Florida, like many states, has a “Simultaneous Death” statute. Section 732.601 provides as follows:
“Unless a contrary intention appears in the governing instrument:
(1) When title to property or its devolution depends on priority of death and there is insufficient evidence that the persons have died otherwise than simultaneously, the property of each person shall be disposed of as if that person survived.
(2) When two or more beneficiaries are designated to take successively by reason of survivorship under another person’s disposition of property and there is insufficient evidence that the beneficiaries died otherwise than simultaneously, the property thus disposed of shall be divided into as many equal parts as there are successive beneficiaries and the parts shall be distributed to those who would have taken if each designated beneficiary had survived.
(3) When there is insufficient evidence that two joint tenants or tenants by the entirety died otherwise than simultaneously, the property so held shall be distributed one-half as if one had survived and one-half as if the other had survived. If there are more than two joint tenants and all of them so died, the property thus distributed shall be in the proportion that one bears to the number of joint tenants.
(4) When the insured and the beneficiary in a policy of life or accident insurance have died and there is insufficient evidence that they died otherwise than simultaneously, the proceeds of the policy shall be distributed as if the insured had survived the beneficiary.”
The key to whether this statute applies is set forth in the first line, i.e. “Unless a contrary intention appears in the governing instrument…” Rather than letting this statutory provision resolve the dilemma created by a simultaneous death, the better practice is to provide in the Will or Trust who is presumed to have survived if two people die simultaneously.

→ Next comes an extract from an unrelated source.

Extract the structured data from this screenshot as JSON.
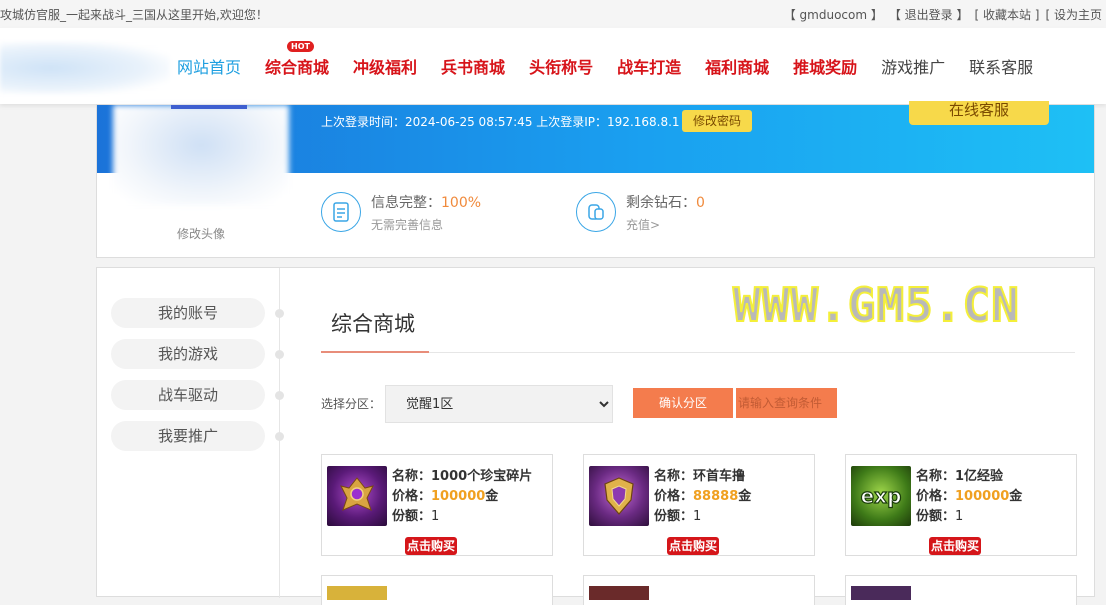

In the example given above with the mother-daughter, if mother’s Will provided that it shall be presumed that daughter outlived mother, then mother’s estate would go to whoever mother named as an alternate beneficiary to daughter.